To test a web server (default SSL port is 443) use the command:

openssl s_client -connect [hostname]:[port] -CAfile [CA Root Certificate file] </dev/null

After the connection is opened you may issue commands such as “GET /”, which “gets” the top-level web page of the server in the example above. The connection will close automatically if a command is issued, or you can terminate the session by entering Ctl-D.

To test a mail server connection (default send port is 25) use the command:

openssl s_client -connect [hostname]:[port] -starttls smtp -CAfile [CA Root Certificate file]

After the connection is opened you may issue commands such as "ehlo", which returns the services that are enabled on the mail server in the example above.

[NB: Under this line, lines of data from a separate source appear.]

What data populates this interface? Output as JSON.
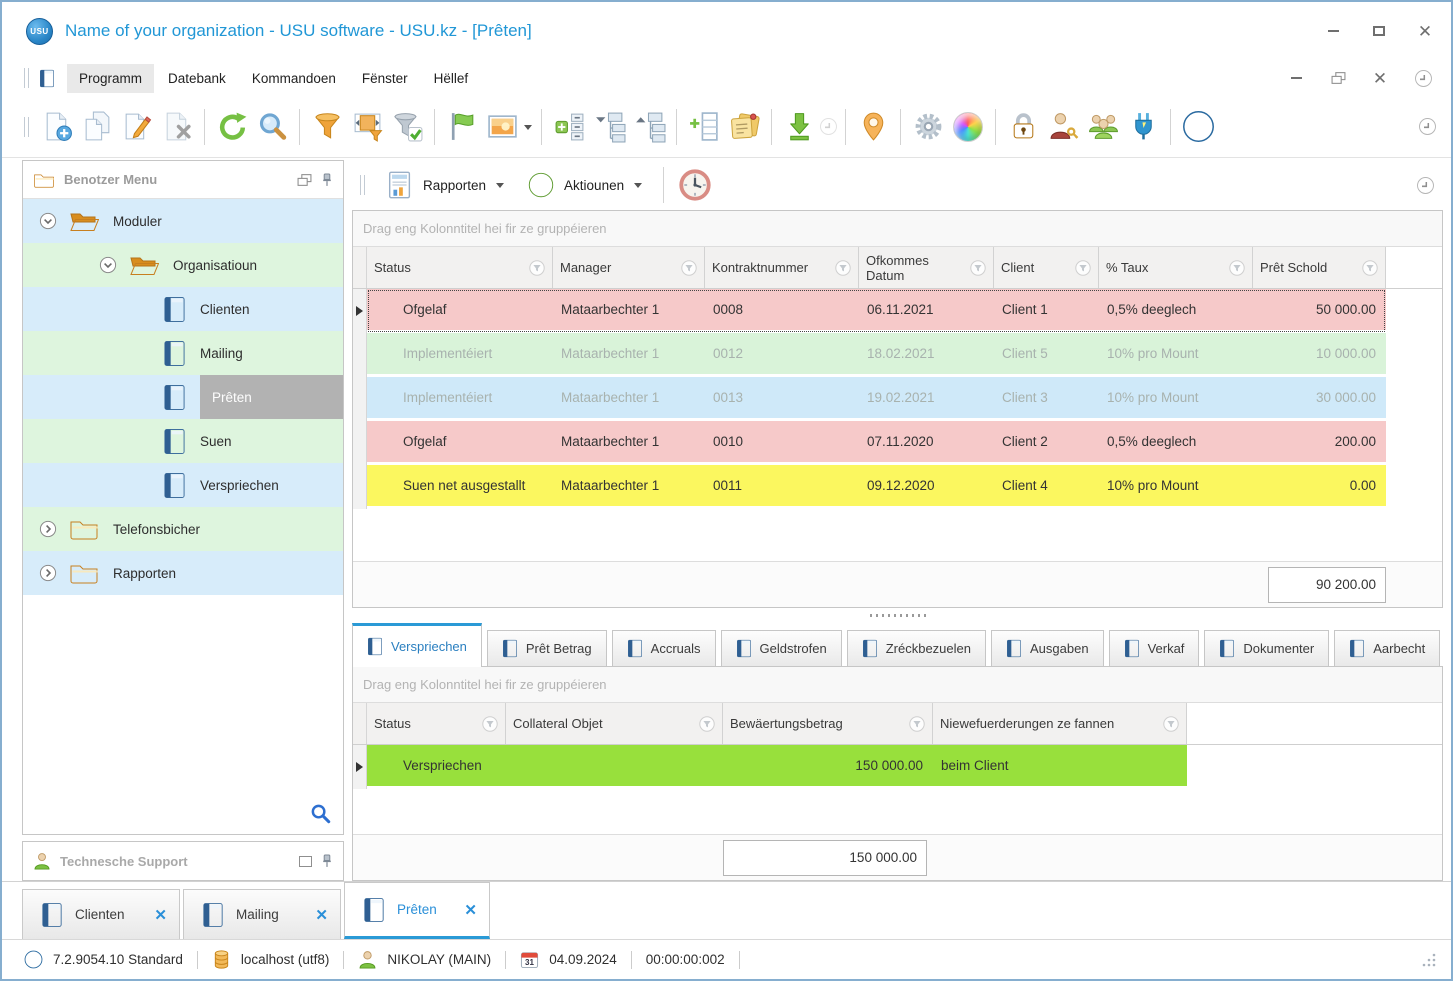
{
  "window": {
    "title": "Name of your organization - USU software - USU.kz - [Prêten]",
    "logo": "USU"
  },
  "menu": {
    "items": [
      "Programm",
      "Datebank",
      "Kommandoen",
      "Fënster",
      "Hëllef"
    ]
  },
  "icons": {
    "new-document": "page-with-plus",
    "copy-document": "two-pages",
    "edit-document": "page-with-pencil",
    "delete-document": "page-with-cross",
    "refresh": "green-circular-arrow",
    "search": "magnifier",
    "filter": "orange-funnel",
    "filter-custom": "funnel-with-range",
    "filter-apply": "funnel-with-check",
    "flag": "green-flag",
    "image": "picture-sunset",
    "expand-nodes": "tree-plus-list",
    "collapse-down": "org-chart-down",
    "collapse-up": "org-chart-up",
    "add-record": "table-with-plus",
    "notes": "sticky-notes-with-pin",
    "export": "green-down-arrow",
    "quick-menu": "circled-arrow",
    "location": "orange-map-pin",
    "settings": "gear",
    "appearance": "color-wheel",
    "security": "padlock",
    "user-rights": "user-with-key",
    "users": "user-group",
    "plugin": "blue-plug",
    "about": "info-circle",
    "reports": "report-document",
    "actions": "green-circle-arrow",
    "scheduler": "clock",
    "book": "blue-book",
    "folder": "orange-folder",
    "pin": "push-pin",
    "float": "overlapping-windows",
    "tree-search": "blue-magnifier",
    "support": "person",
    "version": "info-circle",
    "database": "orange-cylinder",
    "user": "green-person",
    "calendar": "calendar-31"
  },
  "sidebar": {
    "title": "Benotzer Menu",
    "tree": [
      {
        "label": "Moduler"
      },
      {
        "label": "Organisatioun"
      },
      {
        "label": "Clienten"
      },
      {
        "label": "Mailing"
      },
      {
        "label": "Prêten"
      },
      {
        "label": "Suen"
      },
      {
        "label": "Verspriechen"
      },
      {
        "label": "Telefonsbicher"
      },
      {
        "label": "Rapporten"
      }
    ],
    "support": {
      "title": "Technesche Support"
    }
  },
  "actions_bar": {
    "reports": "Rapporten",
    "actions": "Aktiounen"
  },
  "main_table": {
    "group_hint": "Drag eng Kolonntitel hei fir ze gruppéieren",
    "columns": [
      "Status",
      "Manager",
      "Kontraktnummer",
      "Ofkommes Datum",
      "Client",
      "% Taux",
      "Prêt Schold"
    ],
    "rows": [
      {
        "status": "Ofgelaf",
        "manager": "Mataarbechter 1",
        "kontrakt": "0008",
        "datum": "06.11.2021",
        "client": "Client 1",
        "taux": "0,5% deeglech",
        "schold": "50 000.00"
      },
      {
        "status": "Implementéiert",
        "manager": "Mataarbechter 1",
        "kontrakt": "0012",
        "datum": "18.02.2021",
        "client": "Client 5",
        "taux": "10% pro Mount",
        "schold": "10 000.00"
      },
      {
        "status": "Implementéiert",
        "manager": "Mataarbechter 1",
        "kontrakt": "0013",
        "datum": "19.02.2021",
        "client": "Client 3",
        "taux": "10% pro Mount",
        "schold": "30 000.00"
      },
      {
        "status": "Ofgelaf",
        "manager": "Mataarbechter 1",
        "kontrakt": "0010",
        "datum": "07.11.2020",
        "client": "Client 2",
        "taux": "0,5% deeglech",
        "schold": "200.00"
      },
      {
        "status": "Suen net ausgestallt",
        "manager": "Mataarbechter 1",
        "kontrakt": "0011",
        "datum": "09.12.2020",
        "client": "Client 4",
        "taux": "10% pro Mount",
        "schold": "0.00"
      }
    ],
    "total": "90 200.00"
  },
  "detail_tabs": [
    {
      "label": "Verspriechen"
    },
    {
      "label": "Prêt Betrag"
    },
    {
      "label": "Accruals"
    },
    {
      "label": "Geldstrofen"
    },
    {
      "label": "Zréckbezuelen"
    },
    {
      "label": "Ausgaben"
    },
    {
      "label": "Verkaf"
    },
    {
      "label": "Dokumenter"
    },
    {
      "label": "Aarbecht"
    }
  ],
  "detail_table": {
    "group_hint": "Drag eng Kolonntitel hei fir ze gruppéieren",
    "columns": [
      "Status",
      "Collateral Objet",
      "Bewäertungsbetrag",
      "Niewefuerderungen ze fannen"
    ],
    "rows": [
      {
        "status": "Verspriechen",
        "collateral": "",
        "betrag": "150 000.00",
        "niewefuerderungen": "beim Client"
      }
    ],
    "total": "150 000.00"
  },
  "window_tabs": [
    {
      "label": "Clienten"
    },
    {
      "label": "Mailing"
    },
    {
      "label": "Prêten"
    }
  ],
  "status_bar": {
    "version": "7.2.9054.10 Standard",
    "database": "localhost (utf8)",
    "user": "NIKOLAY (MAIN)",
    "date": "04.09.2024",
    "timer": "00:00:00:002"
  },
  "colors": {
    "accent_blue": "#2197d6",
    "row_ofgelaf": "#f6c9c9",
    "row_implementeiert_green": "#d9f3d9",
    "row_implementeiert_blue": "#cfe9f9",
    "row_suen_net_ausgestallt": "#fbf75f",
    "row_verspriechen_lime": "#98e03c",
    "tree_row_blue": "#d7ecfa",
    "tree_row_green": "#def5de",
    "selection_gray": "#b2b2b2"
  }
}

You can even send mail by entering "raw" SMTP commands:

mail From:
rcpt To:
Subject: Hi There!

[Text of message ended by a "." alone on a line. ]

To exit and close the connection enter


Creating a CSR Using OpenSS

NOTE: As of December 31,2010 the National Institute of Standards for Technology (NIST) has strongly recommended that all keys used for generating CSRs be created using 2048-bit encryption instead of the former 1024-bit encryption. Every vendor has complied with that recommendation and as of 12/31/2010 no vendor will accept a CSR created using a 1024-bit encrypted key. I’ve updated the two openssl commands below to show key generation using 2048-bit encryption (the -newkey rsa:2048 part of the command), however in the command to create the CSR using an existing key, be aware that if the existing key has been generated using 1024-bit encryption, a NEW key and CSR must be generated using one of the first two commands below or the vendors will not accept the CSR you create.

  • To create a new private key (encrypted) at the same time:
openssl req -newkey rsa:2048 -keyout <Apache server dir>/conf/ssl.key/<server name>.key -keyform PEM \
          -out <Apache server dir>/conf/ssl.csr/<server name>.csr -outform PEM
  • To create a new private key (unencrypted for pubcookie) at the same time:
openssl req -newkey rsa:2048 -nodes -keyout <Apache server dir>/conf/ssl.key/<server name>.key -keyform PEM \
          -out <Apache server dir>/conf/ssl.csr/<server name>.csr -outform PEM
  • To create a CSR using an existing key:
openssl req -new -key <Apache server dir>/conf/ssl.key/<server name>.key -keyform PEM \
          -out <Apache server dir>/conf/ssl.csr/<server name>.csr -outform PEM

If the key you are using is encrypted, you will be asked to provide the password with which it was generated when openssl goes to generate the CSR.

  • This will give you something that looks similar to the following:

Copy this entire thing (including the “—–BEGIN...” and “—–END...” lines) into the appropriate form field at the URL above.

  • You can also check the request using the command:
openssl req -in <Apache server dir>/conf/ssl.csr/<server name>.csr -noout -text
  • This will generate text output similar to (note that in this updated example, the RSA Public Key is set at 2048-bit encryption:
Certificate Request:
        Version: 0 (0x0)
        Subject: C=US, ST=Ohio, L=Cleveland, O=Case Western Reserve University, OU=Technology Infrastructure Services,
        Subject Public Key Info:
            Public Key Algorithm: rsaEncryption
            RSA Public Key: (2048 bit)
                Modulus (2048 bit):
                Exponent: 65537 (0x10001)
        Requested Extensions:
            X509v3 Subject Alternative Name: 
    Signature Algorithm: md5WithRSAEncryption
  • Here’s an interesting one. The following is what you need to digitally sign (but not encrypt) a message:
openssl smime -in <message body> -sign -text -CAfile /apps/pkg/CWRU/files/ca-bundle.crt \
        -signer <signer PEM certificate> -inkey <unencrypted key for cert> -from <from field> \
        -to <to field> -subject <subject field> | sendmail -t
  • If you don’t want to have an unencrypted key floating around:
openssl smime -in <message body> -sign -text -CAfile /apps/pkg/CWRU/files/ca-bundle.crt \
        -signer <signer PEM certificate> -inkey <encrypted key for cert> -passin pass:<password> \
        -from <from field> -to <to field> -subject <subject field> | sendmail -t